Why did you choose Engineering Physics at Chalmers?
"I had read that it was the least practical education of all and thought “What a great thing! Then nothing can go wrong.” I had joined the Electrical Program at the upper secondary school which was a very practical education where things always broke down. I had it easy for math when I was younger and physics was really an extension of math for me. But the program turned out to be much more demanding than I thought. My trick was to always write my own summaries after reading the texts in the books, so that I actually understood what it was that we learned."
How would you describe your student life?

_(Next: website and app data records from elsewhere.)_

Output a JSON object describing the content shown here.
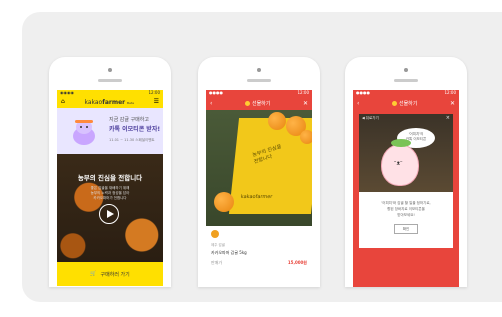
{
  "phone1": {
    "status": {
      "left": "◉◉◉◉",
      "right": "12:00"
    },
    "logo_prefix": "kakao",
    "logo_main": "farmer",
    "logo_suffix": "Beta",
    "banner_line1": "지금 감귤 구매하고",
    "banner_line2": "카톡 이모티콘 받자!",
    "banner_line3": "11.01 ~ 11.30 스페셜이벤트",
    "video_title": "농부의 진심을 전합니다",
    "video_sub1": "좋은 감귤을 재배하기 위해",
    "video_sub2": "농부의 노력과 정성을 담아",
    "video_sub3": "카카오파머가 전합니다",
    "buy_label": "구매하러 가기"
  },
  "phone2": {
    "status": {
      "left": "●●●●",
      "right": "12:00"
    },
    "title": "선물하기",
    "box_text1": "농부의 진심을",
    "box_text2": "전합니다",
    "box_brand": "kakaofarmer",
    "category": "제주 감귤",
    "product_name": "카카오파머 감귤 5kg",
    "price_label": "판매가",
    "price_value": "15,000원"
  },
  "phone3": {
    "status": {
      "left": "●●●●",
      "right": "12:00"
    },
    "title": "선물하기",
    "card_header": "◀ 뒤로가기",
    "bubble_line1": "'어피치'의",
    "bubble_line2": "카톡 이모티콘",
    "msg_line1": "'어피치'와 감귤 할 일을 정하기로,",
    "msg_line2": "향된 장바지로 이모티콘을",
    "msg_line3": "받아보세요!",
    "ok_label": "확인"
  },
  "colors": {
    "kakao_yellow": "#ffe000",
    "gift_red": "#e8453c",
    "orange": "#f0a020"
  }
}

"It was almost more hectic than the studies because I wanted to be part of everything, but for me it was also a prerequisite for being able to do the studies. I was in the F-Spexet where I learned to be a good speaker. I have great use for that now when I give presentations. I was also in a public relations association at Chalmers and it was a lot of fun, but also a lot of effort. There I learned how to organize my time in a good way."
What are you working on at Nasa?
"We want to find water and life on other planets. Often, water is an indication of life, but also a sign that we may be able to visit other planets and settle there in the future. One method used to look for these things is to send out spacecrafts that look at other planets, moons and asteroids with radar. When you do this today, the entire vehicle has to move in order to map a surface. It runs slowly and requires a lot of energy. My work is to try to streamline the process of phase shifters controlled by micromotors, which in turn can be used to design electrically controllable antennas that do not need to move when mapping a surface."
What was the best thing you got from your education?
"Learning to learn, the ability to get into a subject or process quickly and having methods to do it. I am also happy for all the friends I made for life. We are a great gang of girls from Engineering Physics who all chose to work with very different things and we meet as often as we can!"
Text: Vedrana Sivac
Footnote: After graduating with a degree in engineering physics, Sofia Rahiminejad began a research career in the Electronics Materials and Systems Laboratory at the Department of Microtechnology and Nanoscience - MC2, Chalmers. She completed her PhD in December 2016. She continued as a postdoctoral fellow at NASA's Jet Propulsion Laboratory (JPL) in 2017, with the help of the Wenner-Gren foundation fellowship award, as well as additional funding from the Barbro Osher Pro Suecia Foundation.